A silence fell again, and I checked my watch. It was 11:19. The rain had quit pounding down, and the stream of water was slowing down to a drip. And then it stopped, so we went on home.

I went ahead and honked, examining the warm, yellow light that came from every window in Hap’s little house. He was still keeping all the lights on to fight the loneliness, but there was no sign of his lean shadow stirring. Where on earth is he? I thought as I killed the engine.

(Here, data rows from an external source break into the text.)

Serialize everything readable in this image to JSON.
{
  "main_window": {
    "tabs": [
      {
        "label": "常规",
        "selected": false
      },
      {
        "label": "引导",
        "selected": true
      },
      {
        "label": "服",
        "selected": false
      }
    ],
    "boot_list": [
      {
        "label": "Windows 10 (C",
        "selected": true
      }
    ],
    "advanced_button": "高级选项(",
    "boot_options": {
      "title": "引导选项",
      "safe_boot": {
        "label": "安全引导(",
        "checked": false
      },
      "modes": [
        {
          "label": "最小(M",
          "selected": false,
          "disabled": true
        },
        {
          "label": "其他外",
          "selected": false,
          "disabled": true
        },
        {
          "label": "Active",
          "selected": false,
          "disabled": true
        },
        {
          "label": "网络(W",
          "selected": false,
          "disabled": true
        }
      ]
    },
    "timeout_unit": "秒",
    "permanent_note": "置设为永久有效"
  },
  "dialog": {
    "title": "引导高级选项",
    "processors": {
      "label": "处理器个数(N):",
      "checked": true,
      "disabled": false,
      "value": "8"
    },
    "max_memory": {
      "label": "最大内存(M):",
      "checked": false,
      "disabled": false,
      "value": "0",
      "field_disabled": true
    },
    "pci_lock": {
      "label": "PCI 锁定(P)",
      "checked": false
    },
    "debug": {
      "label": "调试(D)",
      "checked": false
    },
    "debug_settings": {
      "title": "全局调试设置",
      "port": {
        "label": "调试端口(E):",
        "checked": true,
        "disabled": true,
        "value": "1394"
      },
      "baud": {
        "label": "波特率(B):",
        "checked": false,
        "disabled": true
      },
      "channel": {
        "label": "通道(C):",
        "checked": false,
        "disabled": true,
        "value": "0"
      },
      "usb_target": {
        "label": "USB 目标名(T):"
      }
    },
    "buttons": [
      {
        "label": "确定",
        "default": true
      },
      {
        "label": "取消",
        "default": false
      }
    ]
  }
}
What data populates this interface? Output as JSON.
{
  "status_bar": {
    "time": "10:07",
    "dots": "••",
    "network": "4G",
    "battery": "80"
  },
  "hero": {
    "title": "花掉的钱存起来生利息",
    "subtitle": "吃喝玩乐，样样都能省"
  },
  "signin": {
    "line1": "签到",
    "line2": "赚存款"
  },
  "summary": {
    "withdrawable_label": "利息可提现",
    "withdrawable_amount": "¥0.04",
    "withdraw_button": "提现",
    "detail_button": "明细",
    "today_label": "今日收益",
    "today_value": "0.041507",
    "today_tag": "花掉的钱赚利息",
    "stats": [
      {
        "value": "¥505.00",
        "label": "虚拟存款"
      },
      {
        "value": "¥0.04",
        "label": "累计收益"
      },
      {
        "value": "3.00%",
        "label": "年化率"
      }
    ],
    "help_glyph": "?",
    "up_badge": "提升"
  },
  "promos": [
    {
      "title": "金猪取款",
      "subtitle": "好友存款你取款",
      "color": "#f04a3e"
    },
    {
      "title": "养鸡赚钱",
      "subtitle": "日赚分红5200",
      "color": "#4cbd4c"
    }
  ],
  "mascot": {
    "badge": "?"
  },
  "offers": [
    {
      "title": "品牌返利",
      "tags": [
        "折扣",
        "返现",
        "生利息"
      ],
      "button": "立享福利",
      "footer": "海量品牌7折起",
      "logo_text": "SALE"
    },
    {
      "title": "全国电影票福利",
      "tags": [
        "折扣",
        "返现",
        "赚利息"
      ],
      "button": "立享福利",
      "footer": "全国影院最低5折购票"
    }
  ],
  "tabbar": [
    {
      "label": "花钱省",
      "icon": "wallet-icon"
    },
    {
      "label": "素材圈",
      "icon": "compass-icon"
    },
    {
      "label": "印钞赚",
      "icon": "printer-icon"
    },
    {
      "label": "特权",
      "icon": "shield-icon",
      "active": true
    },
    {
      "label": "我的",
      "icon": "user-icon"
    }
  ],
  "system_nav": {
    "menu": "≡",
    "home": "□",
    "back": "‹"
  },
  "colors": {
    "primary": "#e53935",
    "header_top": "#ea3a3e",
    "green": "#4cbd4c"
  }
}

Hap’s driveway crunched under my boots. It was late November, and we were a couple weeks past the first frost. The gravel glistened in the glow of the security light. Frozen stillness. I neared the house, expecting to feel the warmth that seemed to radiate from it. Despite the cold, I was surprised to see my breath when I called out his name.

I climbed his frosty back steps and knocked on the door. “Hap?” I listened, but all I could hear was the lonely, persistent buzzing of the security light. I tried the door, but it was locked. It finally occurred to me that he wasn’t there. I hadn’t noticed that his truck wasn’t in the barn.

Before I even neared Jack Bailey Road, I could see the glow. I wasn’t quite sure what was going on, but my heart dropped with my foot onto the accelerator. And for a split second, as I swerved onto that country road, I was fourteen-year-old Hap driving his daddy’s truck with fear pumping through my veins. I slid into the lot, paralyzed by the hungry flames that had already devoured the feeble old feed mill and were licking the sky, begging it to quench its thirst.

Years later, when my heart returned to its place and the news went off, I drove out to where the ashes of my childhood, my wild oats, my tears, and my best friend had finally settled. I threw some rocks from the gravel lot. At nothing in particular. Isn’t that what we do to express our emotion? I believe it is.